§ **What this task involves**: Show every line in the records below that contains the word "title".
___ Given entries ___
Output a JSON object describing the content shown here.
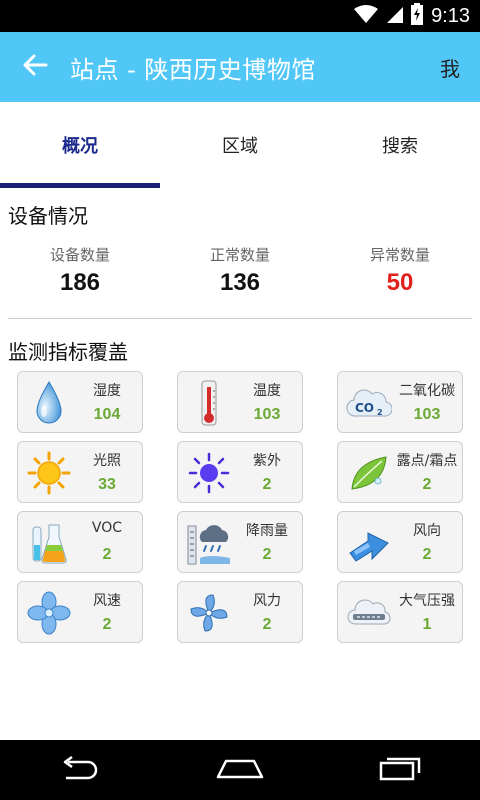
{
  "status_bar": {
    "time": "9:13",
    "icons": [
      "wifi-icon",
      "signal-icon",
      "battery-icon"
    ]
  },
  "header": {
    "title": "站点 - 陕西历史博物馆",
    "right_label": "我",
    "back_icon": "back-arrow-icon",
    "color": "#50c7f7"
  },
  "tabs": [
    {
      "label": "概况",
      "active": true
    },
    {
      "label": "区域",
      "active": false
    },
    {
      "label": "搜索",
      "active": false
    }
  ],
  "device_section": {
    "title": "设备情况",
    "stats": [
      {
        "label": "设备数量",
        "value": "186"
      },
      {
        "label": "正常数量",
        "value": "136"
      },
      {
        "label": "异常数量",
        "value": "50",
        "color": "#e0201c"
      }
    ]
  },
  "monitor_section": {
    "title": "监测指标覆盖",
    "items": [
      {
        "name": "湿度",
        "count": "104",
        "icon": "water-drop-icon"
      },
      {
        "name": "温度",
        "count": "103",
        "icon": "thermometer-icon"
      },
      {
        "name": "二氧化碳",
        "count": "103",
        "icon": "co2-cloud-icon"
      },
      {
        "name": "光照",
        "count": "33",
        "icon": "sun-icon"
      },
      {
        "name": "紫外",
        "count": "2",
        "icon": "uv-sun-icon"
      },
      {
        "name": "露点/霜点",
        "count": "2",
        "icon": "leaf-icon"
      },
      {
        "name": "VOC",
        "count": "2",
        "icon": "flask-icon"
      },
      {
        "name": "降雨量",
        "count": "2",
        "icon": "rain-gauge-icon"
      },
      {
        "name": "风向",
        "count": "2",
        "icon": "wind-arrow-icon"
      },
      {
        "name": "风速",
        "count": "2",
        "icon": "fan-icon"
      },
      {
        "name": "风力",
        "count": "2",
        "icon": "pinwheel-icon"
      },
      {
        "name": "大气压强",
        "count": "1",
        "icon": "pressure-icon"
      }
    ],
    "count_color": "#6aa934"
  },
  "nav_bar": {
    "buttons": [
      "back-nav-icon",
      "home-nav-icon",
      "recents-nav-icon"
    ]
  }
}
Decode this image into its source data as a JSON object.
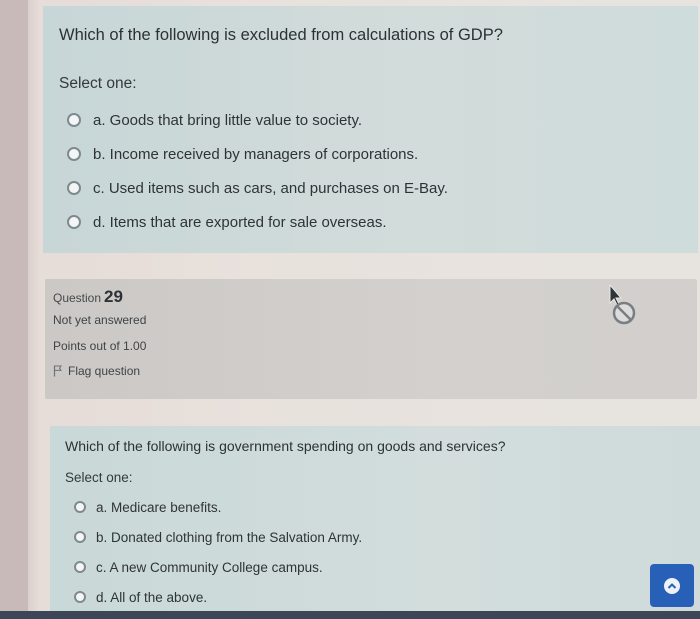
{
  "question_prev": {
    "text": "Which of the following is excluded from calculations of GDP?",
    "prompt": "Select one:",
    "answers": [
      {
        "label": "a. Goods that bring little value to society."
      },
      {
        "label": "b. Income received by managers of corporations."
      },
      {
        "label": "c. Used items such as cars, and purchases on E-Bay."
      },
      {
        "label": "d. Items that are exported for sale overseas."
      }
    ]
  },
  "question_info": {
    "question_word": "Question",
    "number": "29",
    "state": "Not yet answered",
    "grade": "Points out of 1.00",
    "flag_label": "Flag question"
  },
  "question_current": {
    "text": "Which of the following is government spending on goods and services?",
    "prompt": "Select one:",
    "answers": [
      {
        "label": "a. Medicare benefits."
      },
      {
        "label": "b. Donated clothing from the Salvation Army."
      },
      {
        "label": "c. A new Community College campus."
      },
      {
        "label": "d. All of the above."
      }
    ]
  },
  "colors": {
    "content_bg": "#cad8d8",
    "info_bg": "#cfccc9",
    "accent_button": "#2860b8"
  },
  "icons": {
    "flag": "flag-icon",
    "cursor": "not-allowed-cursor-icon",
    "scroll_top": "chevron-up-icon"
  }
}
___
§ **Task result**:
    "title": "站点 - 陕西历史博物馆",
    "title": "设备情况",
    "title": "监测指标覆盖",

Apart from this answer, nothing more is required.